Given how Solivan tests his characters in various ways in his own songs, how appropriate for he and his mates to close with a Stanley Brothers tune, “Paul and Silas,” a couple of fellows who knew from being tested. Based on the Biblical tale and using the repeated refrain, “Who shall deliver for me?” the song’s spiritual yearning, its subjects’ resilience and its ultimate victorious uplift in bracing four-part southern gospel harmony make it the perfect benediction for a truly stunning debut effort. I would say “remember the name—Frank Solivan & Dirty Kitchen,” except that anyone who hears even a bit of this music will never forget its point of origin. Talk about a band coming out of nowhere and bound for greater glory, this is it.

Frank Solivan & Dirty Kitchen is available at

Founder/Publisher/Editor: David McGee
Contributing Editors: Billy Altman, Laura Fissinger, Christopher Hill, Derk Richardson
Logo Design: John Mendelsohn (
Website Design: Kieran McGee (
Staff Photographers: Audrey Harrod (Louisville, KY;, Alicia Zappier (New York)

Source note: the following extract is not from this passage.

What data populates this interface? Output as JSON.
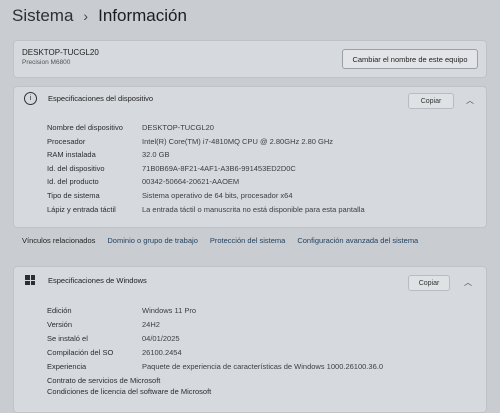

Mailing Address: David McGee, 201 W. 85 St.—5B, New York, NY 10024